FIVE students from Strathmore university and one of their friends from the University of Nairobi are shaping conversations across major media platforms in the world after coming up with a security Application (Usalama App) that allows an individual to send a danger alert to atleast three members of his or her inner circle through a creatively developed panic button. The students have already featured in BBC, Guardian, UK Business Insider, Face2Face Africa, New Internationalist, Brits in Kenya and Playground mag-Spanish.
Edwin Inganji 22, Daniel Kimotho 23, Kenneth Gachukia 24, Marvin Makau 23, James Chege 22 all from Strathmore University’s Computer Science and Information and Technology class and Felix Kanyi 22, a medical student at the University of Nairobi(UoN) resolved to come up with the innovation (Usalama App) after noting an increase in the trend of insecurity in Kenya’s capital city Nairobi.
According to the team leader Edwin, a fresh graduate from Strathmore university, the six met while still in second year of study to discuss possible ways of curbing the rising insecurity issues after surviving a robbery where he lost his mobile phone and laptop. He says, they thought an application would be a sure way of helping so many souls in the city and probably citizens across the whole country. The young computer scientist also noted that the team had a desire to participate in the annually held Safaricom Appwiz Challenge and thought it wise to come up with such an Application.
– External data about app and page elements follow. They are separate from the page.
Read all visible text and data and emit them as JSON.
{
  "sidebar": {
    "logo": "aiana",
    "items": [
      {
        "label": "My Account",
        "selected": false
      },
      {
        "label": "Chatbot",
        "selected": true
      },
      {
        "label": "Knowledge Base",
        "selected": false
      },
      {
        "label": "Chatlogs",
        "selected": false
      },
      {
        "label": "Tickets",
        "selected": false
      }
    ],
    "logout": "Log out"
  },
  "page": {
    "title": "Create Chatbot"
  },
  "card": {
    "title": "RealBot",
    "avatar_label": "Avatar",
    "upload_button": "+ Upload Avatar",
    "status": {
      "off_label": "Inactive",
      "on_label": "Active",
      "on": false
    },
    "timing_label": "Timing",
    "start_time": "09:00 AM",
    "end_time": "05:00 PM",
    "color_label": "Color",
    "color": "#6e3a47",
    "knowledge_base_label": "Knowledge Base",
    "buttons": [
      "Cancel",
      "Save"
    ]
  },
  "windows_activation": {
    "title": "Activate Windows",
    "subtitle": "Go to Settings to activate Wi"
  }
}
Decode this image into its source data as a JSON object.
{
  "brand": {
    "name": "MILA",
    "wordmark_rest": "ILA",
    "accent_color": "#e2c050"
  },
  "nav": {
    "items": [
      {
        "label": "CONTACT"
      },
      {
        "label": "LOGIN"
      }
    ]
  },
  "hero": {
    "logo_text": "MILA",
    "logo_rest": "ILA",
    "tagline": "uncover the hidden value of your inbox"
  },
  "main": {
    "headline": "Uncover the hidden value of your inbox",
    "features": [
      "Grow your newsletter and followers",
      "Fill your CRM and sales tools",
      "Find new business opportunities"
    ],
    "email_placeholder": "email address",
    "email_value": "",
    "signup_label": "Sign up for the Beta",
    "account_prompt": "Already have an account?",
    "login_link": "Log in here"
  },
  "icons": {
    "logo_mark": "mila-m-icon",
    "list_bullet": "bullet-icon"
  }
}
“My personal story was a mugging that happened when I was in 1st year. It was 7pm and I was walking to my hostel from school. Darkness had began to creep in and I wanted to be inside my hostel within 10 minutes owing to the fact that it was close to school. Before reaching the hostel we had to go past this wall that was part of our neighbor’s compound. The wall created a blind spot such that if you were coming from one side there was a whole portion of the way ahead which you could not see until after passing the wall. As I was moving past this wall I was suddenly hit in the gut. The pain was searing and it spread through my lower abdomen so I bent clutching my tummy. When I raised my head, I saw four men surrounding me. They were screaming at me to lay down and keep quite. One of them snatched my backpack that had my laptop, while the others were doing a body search taking all valuables they could find. All the time I was concerned for my safety. One of them had a gun. It ended abruptly just like it had started.
As the four men were sprinting away with my belongings I felt my lower abdomen for blood and I was glad there was none. I began walking to my hostel with half a limp as my pain faded away and my mind began to ingest what had just happened”, Edwin narrated the story to Magazine Reel.
“I always kept thinking, what if they had shot me and there was no one to help me. I would have needed emergency response urgently and would probably have not gotten it as quickly before I bled out. To get emergency help, I would have to first contact them, describe my situation and describe my location. This would be wasting away few precious minutes I might have to receive help. Yet this was not the only story, a few days later after the incident a colleague of mine got shot three times while he was running away from the muggers. He was lucky enough to get help and was rushed to hospital. He survived to tell the tale but the outcome could have easily gone the other way”, he continued with the story behind Usalama App.
Usalama App acts as a panic button by alerting local security, medical, and fire authorities in case of an emergency. The App allows one to quickly send a distress call to the nearest emergency providers agents, other Usalama users within a 200 m radius, family and friends.
The App requires the user to either long press volume down or shake the phone to open the app and tap on the icon describing their emergency on the home screen of the app. The user is given a chance to add further details if they choose to but if they don’t the distress is sent. The distress sent will contain the user’s current location, their emergency details and the three nearest police station from the victim plus their contacts (of the police station). This distress is sent as an Usalama notification to the phones of the respective parties. Once they open it, the victim is given feedback on who has seen their distress.
The App currently boasts of over 3000 users with important partners including St Johns Ambulance and Nairobi Women’s Hospital GVR section. The team is also engaging with private security firms and road rescue companies to offer their services through Usalama.
The team has already been shortlisted and is set to represent Kenya as 2016/2017 finalists of the African Prize for Engineering and Innovation. It’s a very competitive program that only select 16 African Entrepreneurs out of the thousands of applications. The competition runs for six months (currently ongoing) and ends with an award ceremony in an African city. This year’s finals will be held in Nairobi, Kenya. The winner will be awarded 25,000 sterling pounds and first to third runners-up 10,000 pounds each.
Edwin says the Usalama team is more than confident that they will bring the trophy home and make Africa proud. The team says, once they’ve been able to drive a lot more users from within Kenya, they will scale to the whole of Africa and the world. This he says, Usalama will realize in the next 5 Years.